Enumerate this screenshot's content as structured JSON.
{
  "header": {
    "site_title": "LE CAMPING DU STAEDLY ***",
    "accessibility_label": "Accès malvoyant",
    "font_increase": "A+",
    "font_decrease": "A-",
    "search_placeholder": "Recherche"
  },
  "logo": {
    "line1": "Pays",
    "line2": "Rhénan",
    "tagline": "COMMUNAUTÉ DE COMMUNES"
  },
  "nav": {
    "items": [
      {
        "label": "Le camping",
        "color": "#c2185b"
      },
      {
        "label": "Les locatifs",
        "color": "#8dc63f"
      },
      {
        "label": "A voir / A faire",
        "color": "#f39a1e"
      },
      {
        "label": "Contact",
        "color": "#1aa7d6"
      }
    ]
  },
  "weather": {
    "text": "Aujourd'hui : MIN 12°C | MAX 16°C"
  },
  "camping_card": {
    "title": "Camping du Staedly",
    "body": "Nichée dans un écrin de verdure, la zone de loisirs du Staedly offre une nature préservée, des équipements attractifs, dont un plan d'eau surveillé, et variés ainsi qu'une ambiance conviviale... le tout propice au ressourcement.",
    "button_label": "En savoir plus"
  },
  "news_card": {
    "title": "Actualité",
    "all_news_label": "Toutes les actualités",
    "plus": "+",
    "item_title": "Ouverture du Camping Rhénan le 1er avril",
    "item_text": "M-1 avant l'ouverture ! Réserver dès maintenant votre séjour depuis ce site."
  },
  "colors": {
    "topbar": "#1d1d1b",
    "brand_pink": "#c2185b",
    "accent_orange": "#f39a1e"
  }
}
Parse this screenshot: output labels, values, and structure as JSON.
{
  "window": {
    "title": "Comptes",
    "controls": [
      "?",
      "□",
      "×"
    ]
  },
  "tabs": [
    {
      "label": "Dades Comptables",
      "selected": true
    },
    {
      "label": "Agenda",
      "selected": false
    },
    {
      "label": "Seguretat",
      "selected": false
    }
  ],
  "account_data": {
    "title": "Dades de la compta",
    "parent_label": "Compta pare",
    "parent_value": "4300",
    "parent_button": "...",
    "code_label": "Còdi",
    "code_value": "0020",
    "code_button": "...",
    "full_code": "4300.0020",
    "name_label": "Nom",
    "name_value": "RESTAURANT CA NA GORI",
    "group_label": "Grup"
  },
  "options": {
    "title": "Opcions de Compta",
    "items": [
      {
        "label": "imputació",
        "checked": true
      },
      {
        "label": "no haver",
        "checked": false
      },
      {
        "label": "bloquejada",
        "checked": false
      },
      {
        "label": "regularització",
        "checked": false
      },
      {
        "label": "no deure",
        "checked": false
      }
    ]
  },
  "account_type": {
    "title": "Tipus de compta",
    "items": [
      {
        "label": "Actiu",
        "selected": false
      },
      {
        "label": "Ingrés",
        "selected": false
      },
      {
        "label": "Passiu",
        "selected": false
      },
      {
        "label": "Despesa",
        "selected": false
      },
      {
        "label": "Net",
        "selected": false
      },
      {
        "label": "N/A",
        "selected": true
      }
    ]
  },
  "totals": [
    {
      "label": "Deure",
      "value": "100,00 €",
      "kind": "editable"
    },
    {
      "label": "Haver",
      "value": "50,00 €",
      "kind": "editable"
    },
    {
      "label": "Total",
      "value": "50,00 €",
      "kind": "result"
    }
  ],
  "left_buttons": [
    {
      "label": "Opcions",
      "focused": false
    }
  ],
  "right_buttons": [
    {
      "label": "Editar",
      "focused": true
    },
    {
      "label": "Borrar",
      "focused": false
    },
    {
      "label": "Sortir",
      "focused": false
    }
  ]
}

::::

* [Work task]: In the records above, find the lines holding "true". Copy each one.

* [Written response]:
      "selected": true
        "checked": true
        "selected": true
      "focused": true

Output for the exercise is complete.